Monday, November 09, 2015
Michelle Malkin outlines
at some length a kind of fraud that keeps cropping up from the
left, namely the misattribution of crimes to bigotry. (I think
she errs in calling them "hate
crimes.") She discusses the latest of these, a spree of church
burnings in the St. Louis area:
[A]gitators did their best to fan the flames over the latest alleged wave of race-based black church burnings in October. On Twitter, social justice activists resurrected the #WhosBurningBlackChurches hashtag. "Black churches are burning again," Oklahoma State University professor Lawrence Ware lamented in Counterpunch. The far left propaganda outfit U.S. Uncut concluded unequivocally: "Racists in Ferguson Burn Down 5 Black Churches in 9 Days."It is tempting to call the purveyors of such nonsense hypocrites, since this is the same crowd that hawks the notion of "microaggression." That charge is true, but it doesn't go far enough. This practice is obscene. It is a cynical attempt to expropriate past atrocities with real victims, many of whom heroically fought injustice on a scale most of us are lucky enough to be unable to imagine. That is sickening enough on its own, but even more so is the end, ultimately injustice (often in the form of a redistribution of wealth.) But, to top all of that off, many will forgive the fraudsters on the ground that their hearts are supposedly in the right place.
Except, they didn't. Again.
Last week, police charged 35-year-old David Lopez Jackson, who is black, with setting two of the fires. "Forensic evidence linked him to the fire on Oct. 18 at Ebenezer Lutheran Church, 1011 Theobald Street," the St. Louis Post-Dispatch reported, and "video of his car near New Life Missionary Baptist Church, 4569 Plover Avenue, links him to the fire there on Oct. 17, police Chief Sam Dotson said." Jackson is a suspect in the other fires and additional charges are pending. [format edits]

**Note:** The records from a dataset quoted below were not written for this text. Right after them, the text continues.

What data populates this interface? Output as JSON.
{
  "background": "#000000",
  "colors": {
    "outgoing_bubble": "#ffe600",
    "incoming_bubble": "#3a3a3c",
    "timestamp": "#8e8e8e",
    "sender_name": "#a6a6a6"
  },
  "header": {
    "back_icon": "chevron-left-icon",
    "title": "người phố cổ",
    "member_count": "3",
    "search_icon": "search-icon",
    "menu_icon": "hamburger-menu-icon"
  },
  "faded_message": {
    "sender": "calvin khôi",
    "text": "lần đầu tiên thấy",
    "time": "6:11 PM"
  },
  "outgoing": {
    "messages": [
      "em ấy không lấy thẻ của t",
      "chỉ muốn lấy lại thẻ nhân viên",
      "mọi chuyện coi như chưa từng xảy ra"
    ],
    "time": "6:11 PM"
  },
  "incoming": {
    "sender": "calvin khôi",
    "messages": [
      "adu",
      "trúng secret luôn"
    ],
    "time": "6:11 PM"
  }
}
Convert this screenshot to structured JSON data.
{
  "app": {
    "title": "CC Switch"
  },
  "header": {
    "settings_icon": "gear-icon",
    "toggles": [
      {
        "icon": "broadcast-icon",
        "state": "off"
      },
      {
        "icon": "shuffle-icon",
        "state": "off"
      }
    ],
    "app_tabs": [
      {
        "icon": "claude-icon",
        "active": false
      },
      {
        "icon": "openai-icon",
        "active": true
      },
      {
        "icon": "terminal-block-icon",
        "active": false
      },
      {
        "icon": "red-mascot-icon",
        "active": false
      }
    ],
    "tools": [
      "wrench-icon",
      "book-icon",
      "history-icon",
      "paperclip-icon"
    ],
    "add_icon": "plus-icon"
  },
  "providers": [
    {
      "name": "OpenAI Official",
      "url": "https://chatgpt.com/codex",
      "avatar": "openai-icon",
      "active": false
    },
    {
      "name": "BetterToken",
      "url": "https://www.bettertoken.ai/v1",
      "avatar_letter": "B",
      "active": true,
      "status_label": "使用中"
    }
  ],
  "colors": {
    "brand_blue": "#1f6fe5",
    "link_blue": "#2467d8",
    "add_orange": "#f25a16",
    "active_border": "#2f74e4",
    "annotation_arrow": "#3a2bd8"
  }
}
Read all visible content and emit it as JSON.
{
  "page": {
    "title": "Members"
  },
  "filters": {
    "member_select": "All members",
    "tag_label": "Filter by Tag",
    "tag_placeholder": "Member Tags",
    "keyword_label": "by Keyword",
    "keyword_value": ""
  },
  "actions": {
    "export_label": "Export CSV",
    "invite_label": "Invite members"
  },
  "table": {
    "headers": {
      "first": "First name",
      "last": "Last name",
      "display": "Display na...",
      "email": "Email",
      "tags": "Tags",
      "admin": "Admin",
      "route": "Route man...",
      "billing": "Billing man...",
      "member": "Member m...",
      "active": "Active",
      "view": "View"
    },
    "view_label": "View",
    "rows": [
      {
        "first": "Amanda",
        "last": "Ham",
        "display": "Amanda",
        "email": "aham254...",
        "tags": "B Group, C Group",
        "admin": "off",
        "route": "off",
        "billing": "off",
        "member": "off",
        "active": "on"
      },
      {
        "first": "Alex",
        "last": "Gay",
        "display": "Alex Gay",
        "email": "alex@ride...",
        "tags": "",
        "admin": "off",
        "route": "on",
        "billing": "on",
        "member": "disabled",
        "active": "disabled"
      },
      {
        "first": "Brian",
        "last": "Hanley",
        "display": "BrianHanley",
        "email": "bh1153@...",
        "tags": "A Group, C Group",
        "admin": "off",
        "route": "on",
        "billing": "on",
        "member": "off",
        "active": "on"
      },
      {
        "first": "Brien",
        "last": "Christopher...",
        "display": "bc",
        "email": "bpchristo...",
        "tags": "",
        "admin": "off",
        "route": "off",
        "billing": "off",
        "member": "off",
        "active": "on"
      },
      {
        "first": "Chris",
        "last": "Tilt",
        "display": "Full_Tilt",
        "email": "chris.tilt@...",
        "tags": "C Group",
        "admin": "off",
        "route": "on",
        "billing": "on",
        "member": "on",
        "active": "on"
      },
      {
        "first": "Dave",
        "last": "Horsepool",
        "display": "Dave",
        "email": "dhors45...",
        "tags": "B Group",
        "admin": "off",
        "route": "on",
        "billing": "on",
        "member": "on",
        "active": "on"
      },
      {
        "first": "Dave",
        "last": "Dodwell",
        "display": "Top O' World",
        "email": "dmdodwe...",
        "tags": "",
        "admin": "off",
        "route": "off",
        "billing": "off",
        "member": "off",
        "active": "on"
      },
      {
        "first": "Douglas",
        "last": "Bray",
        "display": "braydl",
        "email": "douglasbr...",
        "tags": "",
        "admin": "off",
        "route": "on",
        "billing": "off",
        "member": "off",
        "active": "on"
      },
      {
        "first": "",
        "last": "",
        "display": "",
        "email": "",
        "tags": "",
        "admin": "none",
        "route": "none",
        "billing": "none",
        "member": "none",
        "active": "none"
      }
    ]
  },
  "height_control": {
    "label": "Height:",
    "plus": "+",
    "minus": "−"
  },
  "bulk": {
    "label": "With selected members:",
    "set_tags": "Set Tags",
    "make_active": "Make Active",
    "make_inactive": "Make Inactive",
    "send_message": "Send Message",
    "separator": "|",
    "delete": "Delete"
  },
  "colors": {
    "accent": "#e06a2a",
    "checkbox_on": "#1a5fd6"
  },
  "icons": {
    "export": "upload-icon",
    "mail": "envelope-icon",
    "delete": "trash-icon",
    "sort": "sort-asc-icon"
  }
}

A more rational assessment of such behavior is to ask the following question: "If you can't even get facts straight, why should I believe your claims to be on my side or trust any advice you might have to offer me?" Every alleged beneficiary of the left's proposed largesse ought to consider such a question.